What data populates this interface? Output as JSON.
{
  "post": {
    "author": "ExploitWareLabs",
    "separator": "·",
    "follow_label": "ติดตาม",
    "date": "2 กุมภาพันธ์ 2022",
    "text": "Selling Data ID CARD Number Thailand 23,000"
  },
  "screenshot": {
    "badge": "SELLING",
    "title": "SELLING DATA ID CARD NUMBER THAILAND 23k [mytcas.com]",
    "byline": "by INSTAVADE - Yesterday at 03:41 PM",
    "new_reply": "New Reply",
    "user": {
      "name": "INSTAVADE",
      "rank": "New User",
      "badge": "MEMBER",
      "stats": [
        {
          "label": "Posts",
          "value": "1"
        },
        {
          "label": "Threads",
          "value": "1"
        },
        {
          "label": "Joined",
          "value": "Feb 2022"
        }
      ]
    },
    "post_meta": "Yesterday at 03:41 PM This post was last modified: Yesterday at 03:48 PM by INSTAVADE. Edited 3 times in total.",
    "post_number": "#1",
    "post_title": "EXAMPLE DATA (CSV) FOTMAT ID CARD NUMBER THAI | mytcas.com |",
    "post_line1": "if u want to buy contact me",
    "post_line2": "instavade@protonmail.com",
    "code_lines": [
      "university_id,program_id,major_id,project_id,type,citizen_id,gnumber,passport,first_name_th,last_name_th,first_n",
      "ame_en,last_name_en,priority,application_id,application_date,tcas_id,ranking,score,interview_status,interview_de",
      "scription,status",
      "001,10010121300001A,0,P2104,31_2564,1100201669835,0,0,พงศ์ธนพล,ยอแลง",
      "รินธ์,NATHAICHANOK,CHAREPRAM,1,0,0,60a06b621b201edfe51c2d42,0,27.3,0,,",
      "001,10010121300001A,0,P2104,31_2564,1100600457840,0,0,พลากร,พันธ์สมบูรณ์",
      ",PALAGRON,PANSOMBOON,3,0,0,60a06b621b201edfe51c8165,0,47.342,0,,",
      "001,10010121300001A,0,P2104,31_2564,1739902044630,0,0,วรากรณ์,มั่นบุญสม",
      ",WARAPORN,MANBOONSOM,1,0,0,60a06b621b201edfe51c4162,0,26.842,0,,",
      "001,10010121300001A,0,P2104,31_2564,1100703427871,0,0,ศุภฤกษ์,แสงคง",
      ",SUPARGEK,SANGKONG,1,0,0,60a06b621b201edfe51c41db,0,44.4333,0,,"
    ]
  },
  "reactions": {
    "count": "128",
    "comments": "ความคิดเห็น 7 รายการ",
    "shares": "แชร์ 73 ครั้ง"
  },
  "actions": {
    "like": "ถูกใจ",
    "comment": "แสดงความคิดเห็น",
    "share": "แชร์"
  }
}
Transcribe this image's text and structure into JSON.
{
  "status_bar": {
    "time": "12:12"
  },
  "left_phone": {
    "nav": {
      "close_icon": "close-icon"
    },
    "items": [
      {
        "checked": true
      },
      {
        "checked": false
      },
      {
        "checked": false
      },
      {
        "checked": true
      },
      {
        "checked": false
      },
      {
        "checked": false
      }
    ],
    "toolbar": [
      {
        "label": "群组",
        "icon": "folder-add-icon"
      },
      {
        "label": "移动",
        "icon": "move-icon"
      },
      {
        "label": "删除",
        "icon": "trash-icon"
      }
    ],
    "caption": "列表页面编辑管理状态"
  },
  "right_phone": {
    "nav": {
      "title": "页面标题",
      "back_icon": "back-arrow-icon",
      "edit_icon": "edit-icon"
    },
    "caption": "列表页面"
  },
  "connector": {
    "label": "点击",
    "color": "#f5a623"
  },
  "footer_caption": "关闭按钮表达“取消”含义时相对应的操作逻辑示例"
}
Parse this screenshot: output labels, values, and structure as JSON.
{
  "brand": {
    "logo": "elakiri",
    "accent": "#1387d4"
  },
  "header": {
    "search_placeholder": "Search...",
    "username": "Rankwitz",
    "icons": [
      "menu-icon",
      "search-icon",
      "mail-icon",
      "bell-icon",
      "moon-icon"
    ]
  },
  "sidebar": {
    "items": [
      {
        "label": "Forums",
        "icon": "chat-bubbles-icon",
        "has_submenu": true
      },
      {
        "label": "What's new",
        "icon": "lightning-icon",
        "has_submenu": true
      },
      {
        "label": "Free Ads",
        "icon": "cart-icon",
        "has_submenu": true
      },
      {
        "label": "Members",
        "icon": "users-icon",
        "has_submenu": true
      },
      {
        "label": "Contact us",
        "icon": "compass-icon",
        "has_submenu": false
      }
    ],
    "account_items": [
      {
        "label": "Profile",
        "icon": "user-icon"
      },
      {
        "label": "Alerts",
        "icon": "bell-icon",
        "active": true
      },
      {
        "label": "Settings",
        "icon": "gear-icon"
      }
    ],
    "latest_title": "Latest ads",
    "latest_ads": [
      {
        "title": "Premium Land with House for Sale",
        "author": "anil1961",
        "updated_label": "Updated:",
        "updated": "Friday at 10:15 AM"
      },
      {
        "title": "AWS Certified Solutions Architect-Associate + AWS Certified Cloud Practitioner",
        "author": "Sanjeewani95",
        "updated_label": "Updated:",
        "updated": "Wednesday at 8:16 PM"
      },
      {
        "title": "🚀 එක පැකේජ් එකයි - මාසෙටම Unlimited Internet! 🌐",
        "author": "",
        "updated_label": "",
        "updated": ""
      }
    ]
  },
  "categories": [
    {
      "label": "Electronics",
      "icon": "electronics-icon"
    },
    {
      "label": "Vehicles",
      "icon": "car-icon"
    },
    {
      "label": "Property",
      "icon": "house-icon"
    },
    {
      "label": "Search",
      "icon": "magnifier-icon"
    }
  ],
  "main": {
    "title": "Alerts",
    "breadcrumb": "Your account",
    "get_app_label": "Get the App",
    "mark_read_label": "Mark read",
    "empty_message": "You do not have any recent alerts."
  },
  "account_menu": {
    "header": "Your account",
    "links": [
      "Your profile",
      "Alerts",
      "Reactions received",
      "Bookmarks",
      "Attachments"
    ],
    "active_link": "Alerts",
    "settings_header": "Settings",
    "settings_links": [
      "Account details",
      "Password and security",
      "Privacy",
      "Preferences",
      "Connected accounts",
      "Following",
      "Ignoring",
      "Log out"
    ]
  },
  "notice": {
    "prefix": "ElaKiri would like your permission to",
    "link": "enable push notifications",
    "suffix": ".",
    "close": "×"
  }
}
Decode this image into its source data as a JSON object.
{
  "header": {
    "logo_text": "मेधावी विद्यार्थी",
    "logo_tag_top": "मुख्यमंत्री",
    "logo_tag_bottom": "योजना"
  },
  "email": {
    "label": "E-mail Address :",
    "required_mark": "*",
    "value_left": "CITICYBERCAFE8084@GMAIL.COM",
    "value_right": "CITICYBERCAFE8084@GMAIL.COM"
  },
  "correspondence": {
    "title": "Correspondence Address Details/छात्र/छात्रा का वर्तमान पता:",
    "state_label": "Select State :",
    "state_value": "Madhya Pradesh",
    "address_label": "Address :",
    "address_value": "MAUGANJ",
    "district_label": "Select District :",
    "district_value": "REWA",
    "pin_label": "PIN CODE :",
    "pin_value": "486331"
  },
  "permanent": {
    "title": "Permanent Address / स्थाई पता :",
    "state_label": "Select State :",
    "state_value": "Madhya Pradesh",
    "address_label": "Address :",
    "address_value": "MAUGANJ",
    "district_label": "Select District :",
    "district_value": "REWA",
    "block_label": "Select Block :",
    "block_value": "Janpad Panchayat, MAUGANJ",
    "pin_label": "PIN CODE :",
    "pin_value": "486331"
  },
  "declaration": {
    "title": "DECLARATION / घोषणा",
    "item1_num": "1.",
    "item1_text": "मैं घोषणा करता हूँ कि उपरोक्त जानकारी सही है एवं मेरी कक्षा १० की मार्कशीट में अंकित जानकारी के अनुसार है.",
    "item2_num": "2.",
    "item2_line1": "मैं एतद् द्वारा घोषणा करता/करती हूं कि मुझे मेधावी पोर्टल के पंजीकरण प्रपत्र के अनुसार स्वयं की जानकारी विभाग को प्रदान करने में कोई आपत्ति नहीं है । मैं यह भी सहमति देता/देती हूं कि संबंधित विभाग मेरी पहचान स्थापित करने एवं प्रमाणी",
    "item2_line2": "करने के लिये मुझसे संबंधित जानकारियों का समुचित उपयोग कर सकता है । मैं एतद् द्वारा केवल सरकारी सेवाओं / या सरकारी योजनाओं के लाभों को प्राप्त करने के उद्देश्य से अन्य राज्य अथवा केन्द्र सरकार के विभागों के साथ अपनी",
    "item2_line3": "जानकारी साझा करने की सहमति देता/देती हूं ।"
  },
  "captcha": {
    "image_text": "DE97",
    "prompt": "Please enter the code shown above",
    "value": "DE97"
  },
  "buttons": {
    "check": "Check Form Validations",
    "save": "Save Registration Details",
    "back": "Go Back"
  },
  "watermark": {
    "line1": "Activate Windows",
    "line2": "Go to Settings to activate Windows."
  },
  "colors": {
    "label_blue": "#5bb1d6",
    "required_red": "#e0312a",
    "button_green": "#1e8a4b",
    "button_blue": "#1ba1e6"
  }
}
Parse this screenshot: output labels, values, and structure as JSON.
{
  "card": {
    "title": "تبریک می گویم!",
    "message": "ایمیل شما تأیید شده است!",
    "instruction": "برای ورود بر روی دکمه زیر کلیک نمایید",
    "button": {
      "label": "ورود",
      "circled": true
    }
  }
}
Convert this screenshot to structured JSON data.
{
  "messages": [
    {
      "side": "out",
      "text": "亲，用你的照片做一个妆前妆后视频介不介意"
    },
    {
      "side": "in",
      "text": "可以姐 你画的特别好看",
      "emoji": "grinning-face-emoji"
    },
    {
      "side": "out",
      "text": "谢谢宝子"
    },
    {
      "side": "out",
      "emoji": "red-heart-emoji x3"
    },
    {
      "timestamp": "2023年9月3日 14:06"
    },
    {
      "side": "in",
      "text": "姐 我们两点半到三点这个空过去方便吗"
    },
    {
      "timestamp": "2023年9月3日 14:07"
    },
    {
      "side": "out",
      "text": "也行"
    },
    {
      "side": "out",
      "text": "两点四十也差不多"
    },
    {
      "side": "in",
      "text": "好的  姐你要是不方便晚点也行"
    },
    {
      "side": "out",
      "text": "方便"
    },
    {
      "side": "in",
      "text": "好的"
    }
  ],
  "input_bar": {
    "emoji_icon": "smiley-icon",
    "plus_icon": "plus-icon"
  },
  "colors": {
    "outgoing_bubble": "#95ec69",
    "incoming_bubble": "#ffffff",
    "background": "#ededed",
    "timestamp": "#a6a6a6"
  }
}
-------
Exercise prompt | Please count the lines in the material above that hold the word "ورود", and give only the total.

Response area | 2